I’m still flying high and committed to 30 days of posts about developmental trauma from ACEs. However, it is time for some digital diversity and the brilliant and varied voices of ACEs experts.
These talks are all available online, for free, and can be understood whether one has a Ph.D. or PTSD – or both. Personally, I need to hear a lot of different people talking about the same subject before I can absorb and retain the content. All of this viewing and listening has informed me. I have watched some of these dozens of times.
I find this information validating, motivating, shocking and kind of common sense as well – all at the same time. However, I’ve heard some find this information to be depressing, hard to listen to or accept.

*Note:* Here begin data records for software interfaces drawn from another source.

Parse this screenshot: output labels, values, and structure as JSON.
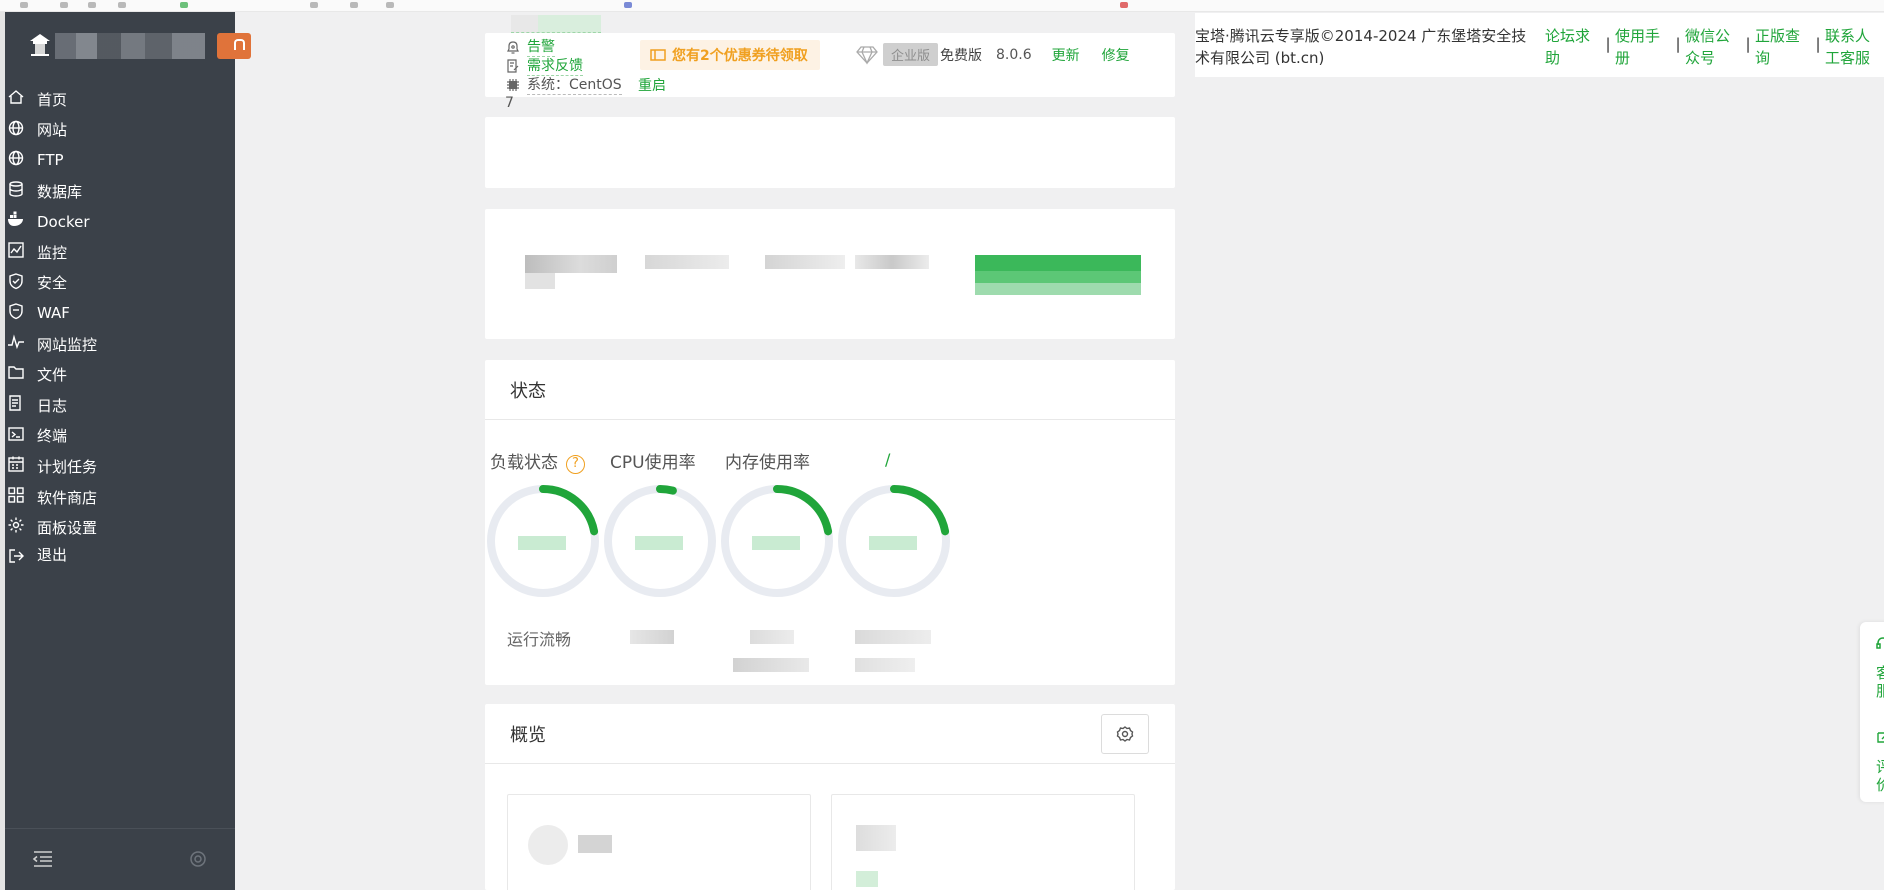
{
  "sidebar": {
    "menu": [
      {
        "label": "首页",
        "icon": "home-icon"
      },
      {
        "label": "网站",
        "icon": "globe-icon"
      },
      {
        "label": "FTP",
        "icon": "globe-icon"
      },
      {
        "label": "数据库",
        "icon": "database-icon"
      },
      {
        "label": "Docker",
        "icon": "docker-icon"
      },
      {
        "label": "监控",
        "icon": "monitor-chart-icon"
      },
      {
        "label": "安全",
        "icon": "shield-check-icon"
      },
      {
        "label": "WAF",
        "icon": "shield-icon"
      },
      {
        "label": "网站监控",
        "icon": "pulse-icon"
      },
      {
        "label": "文件",
        "icon": "folder-icon"
      },
      {
        "label": "日志",
        "icon": "log-file-icon"
      },
      {
        "label": "终端",
        "icon": "terminal-icon"
      },
      {
        "label": "计划任务",
        "icon": "calendar-icon"
      },
      {
        "label": "软件商店",
        "icon": "grid-icon"
      },
      {
        "label": "面板设置",
        "icon": "gear-icon"
      },
      {
        "label": "退出",
        "icon": "logout-icon"
      }
    ],
    "footer": {
      "collapse_icon": "collapse-menu-icon",
      "settings_icon": "gear-icon"
    },
    "colors": {
      "background": "#3b4149",
      "text": "#ffffff"
    }
  },
  "topbar": {
    "alert": "告警",
    "feedback": "需求反馈",
    "system": "系统：CentOS",
    "system_suffix": "7",
    "coupon": "您有2个优惠券待领取",
    "restart": "重启",
    "enterprise": "企业版",
    "free": "免费版",
    "version": "8.0.6",
    "update": "更新",
    "repair": "修复"
  },
  "status": {
    "title": "状态",
    "load": "负载状态",
    "help": "?",
    "cpu": "CPU使用率",
    "memory": "内存使用率",
    "disk": "/",
    "running": "运行流畅",
    "gauges": [
      {
        "name": "load",
        "level": 0.22
      },
      {
        "name": "cpu",
        "level": 0.04
      },
      {
        "name": "memory",
        "level": 0.22
      },
      {
        "name": "disk",
        "level": 0.22
      }
    ]
  },
  "overview": {
    "title": "概览",
    "settings_icon": "gear-icon"
  },
  "notice": {
    "copyright": "宝塔·腾讯云专享版©2014-2024 广东堡塔安全技术有限公司 (bt.cn)",
    "links": [
      "论坛求助",
      "使用手册",
      "微信公众号",
      "正版查询",
      "联系人工客服"
    ]
  },
  "floatbar": {
    "service": "客服",
    "feedback": "评价"
  },
  "colors": {
    "accent": "#20a53a",
    "warning": "#f0a020",
    "page_bg": "#f0f0f1"
  }
}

Please know there are some links to resources below to further support your living, loving, parenting, and processing. Each of these experts has books, articles, websites, or businesses built around sharing ACEs science and research.
Persuasive Pediatrician: TedTalk: Dr. Nadine Burke Harris
Go to the Source: Co-Principals of the ACE Study: Dr. Vincent Felitti / Kaiser Permanente
Dr. Robert Anda / Centers for Disease Control & Prevention (CDC) & ACE Interface
Dr. Survivor: Why ACEs Matter with Allison Jackson
“What if the largest public health discovery of our time, and maybe all time, was about the smallest of us?” Laura Porter on Neurobiology
Science Writer Talking Parenting & Healing from ACEs: Donna Jackson Nakazawa
Donna Jackson Nakazawa’s book Childhood Disrupted includes sections on parenting and healing as well as in-depth research about the ACEs study. If, like me, you are obsessed with research about ACEs and who is doing what and where with what Jane Stevens has coined ACEs Science, you want to go to ACEs Too High, the all-things-ACEs journalism site or join ACEs Connection (like Facebook for ACEs).
I work for ACEs Connection. I have written for ACEs Too High. I continue to blog, speak, and write about ACEs because it inspires personal, parenting and system-wide social change that all of us need to be a part of. This is information parents, trauma survivors, and others are entitled to.
We deserve the raw data, research and to hear from all kinds of experts - including each other. Too often, this content is made inaccessible. Too often these topics are discussed in clinical contexts or professional settings - as though it’s not stuff that impacts all of us in all parts of our life. YouTube and Ted Talks have helped changed that. Now, those of us who are living, breathing and dealing with past or present traumatic stress in our daily lives can hear directly from others all over the world.
What we do with this information, once we have it, is entirely individual.
Maybe we’ll take the ACE quiz or share our ACE scores with loved ones. Maybe we'll bring it to appointments with medical providers or we will decide HELL NO and keep it private because we know... they can't even....
Maybe we don't trust providers enough to share our health and social history until we've developed trust in them or the larger system which employs them. There are reasons for caution. The system has often minimized, misunderstood, silenced and re-traumatized survivors.
That doesn't mean we can't use all of this knowledge. Maybe we’ll be inspired to do social change work or just eat better and go to the doctor more often. I know I've been changed for the better.
Maybe we'll get a crash course in systems change once free of the myth that we are just damaged and broken.
Maybe we'll learn to see how social justice issues become social determinants of health - which, for some of us, is shocking. And we'll understand that community trauma, structural and historical oppression are central to all conversations about ACEs and trauma.
We can bring that work into our hearts, homes, families and communities.
I know we can all learn more about parenting and that no one has more power than parents to impact children.
We can also make it a social problem we address together, not just a personal one we "fix" in our families. We can help make it so that all kids can have the low-ACE advantage and live happier, healthier and longer – who doesn’t want for that???
Our individual impact, parent to parent, is unparalleled and having this public health knowledge in our hearts, minds, brains and families is change-the-world stuff.
Let’s keep the conversation going even after Oprah.
Note: This blog post is cross-posted to www.healwritenow.com